HOW TO COMPLETE THIS TASK: Below are some entries; reproduce them exactly and leave every picture out.

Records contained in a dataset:
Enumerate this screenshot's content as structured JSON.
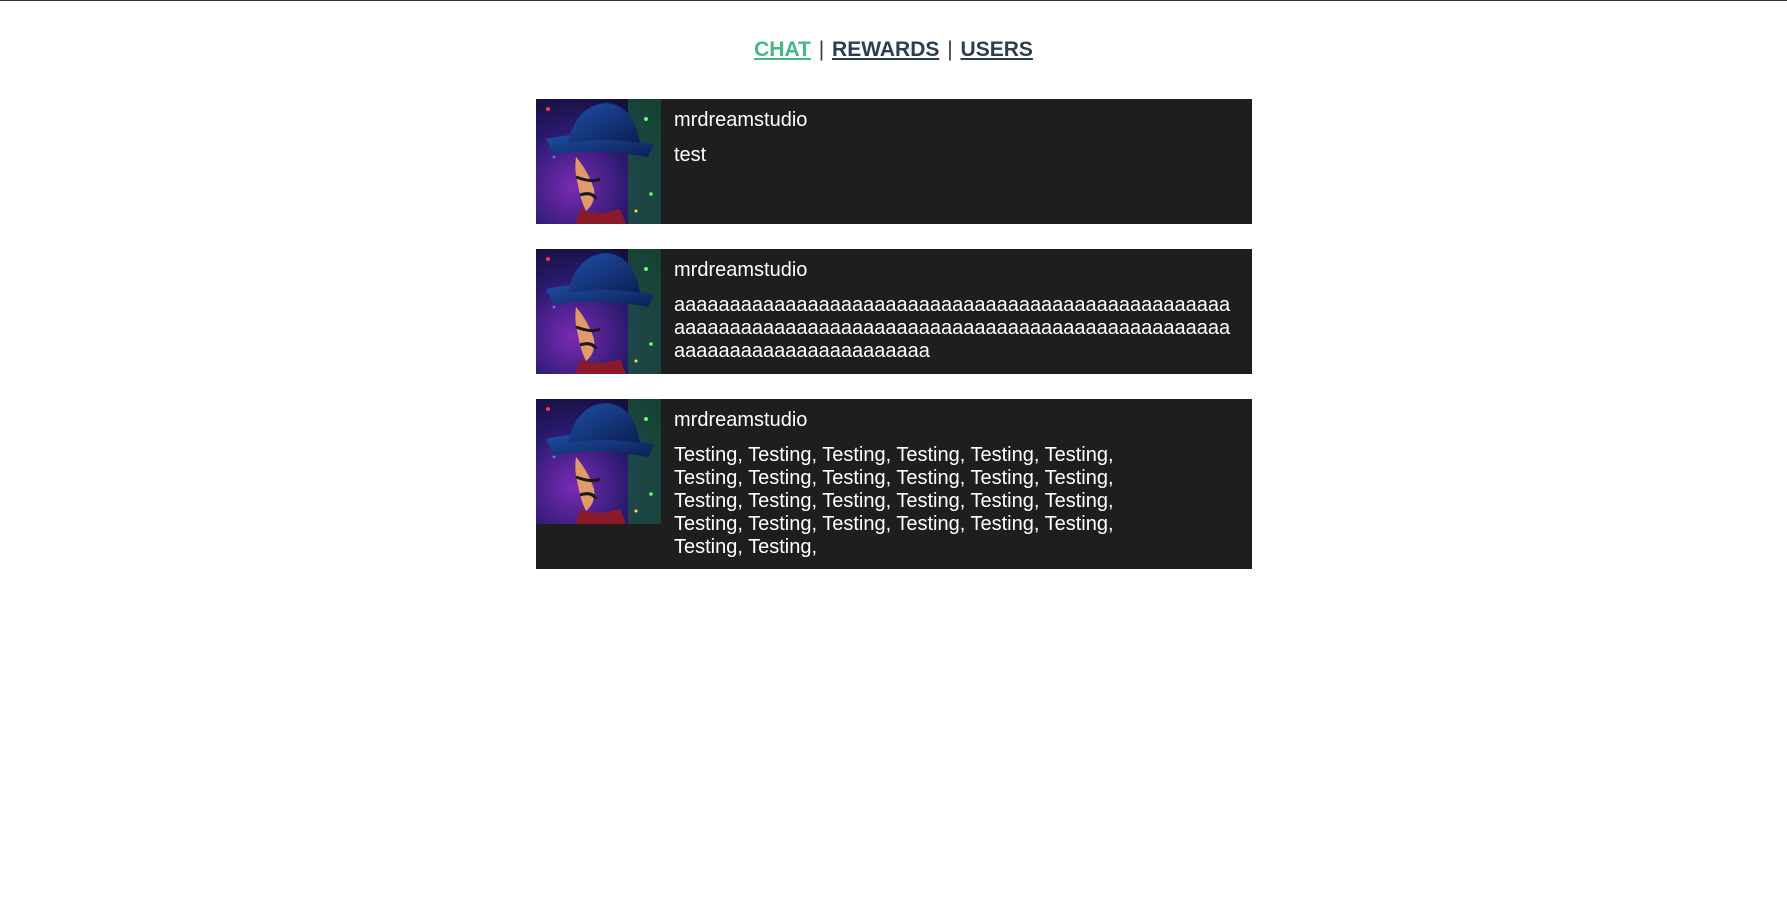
{
  "nav": {
    "chat": "CHAT",
    "rewards": "REWARDS",
    "users": "USERS",
    "separator": "|",
    "active_color": "#42b983",
    "inactive_color": "#2c3e50"
  },
  "messages": [
    {
      "username": "mrdreamstudio",
      "text": "test",
      "avatar_icon": "wizard-avatar-icon"
    },
    {
      "username": "mrdreamstudio",
      "text": "aaaaaaaaaaaaaaaaaaaaaaaaaaaaaaaaaaaaaaaaaaaaaaaaaaaaaaaaaaaaaaaaaaaaaaaaaaaaaaaaaaaaaaaaaaaaaaaaaaaaaaaaaaaaaaaaaaaaaaaaaaa",
      "avatar_icon": "wizard-avatar-icon"
    },
    {
      "username": "mrdreamstudio",
      "text": "Testing, Testing, Testing, Testing, Testing, Testing, Testing, Testing, Testing, Testing, Testing, Testing, Testing, Testing, Testing, Testing, Testing, Testing, Testing, Testing, Testing, Testing, Testing, Testing, Testing, Testing,",
      "avatar_icon": "wizard-avatar-icon"
    }
  ],
  "colors": {
    "message_bg": "#1e1e1e",
    "message_text": "#ffffff"
  }
}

SOLUTION TO THE EXERCISE:
Enumerate this screenshot's content as structured JSON.
{
  "nav": {
    "chat": "CHAT",
    "rewards": "REWARDS",
    "users": "USERS",
    "separator": "|",
    "active_color": "#42b983",
    "inactive_color": "#2c3e50"
  },
  "messages": [
    {
      "username": "mrdreamstudio",
      "text": "test",
      "avatar_icon": "wizard-avatar-icon"
    },
    {
      "username": "mrdreamstudio",
      "text": "aaaaaaaaaaaaaaaaaaaaaaaaaaaaaaaaaaaaaaaaaaaaaaaaaaaaaaaaaaaaaaaaaaaaaaaaaaaaaaaaaaaaaaaaaaaaaaaaaaaaaaaaaaaaaaaaaaaaaaaaaaa",
      "avatar_icon": "wizard-avatar-icon"
    },
    {
      "username": "mrdreamstudio",
      "text": "Testing, Testing, Testing, Testing, Testing, Testing, Testing, Testing, Testing, Testing, Testing, Testing, Testing, Testing, Testing, Testing, Testing, Testing, Testing, Testing, Testing, Testing, Testing, Testing, Testing, Testing,",
      "avatar_icon": "wizard-avatar-icon"
    }
  ],
  "colors": {
    "message_bg": "#1e1e1e",
    "message_text": "#ffffff"
  }
}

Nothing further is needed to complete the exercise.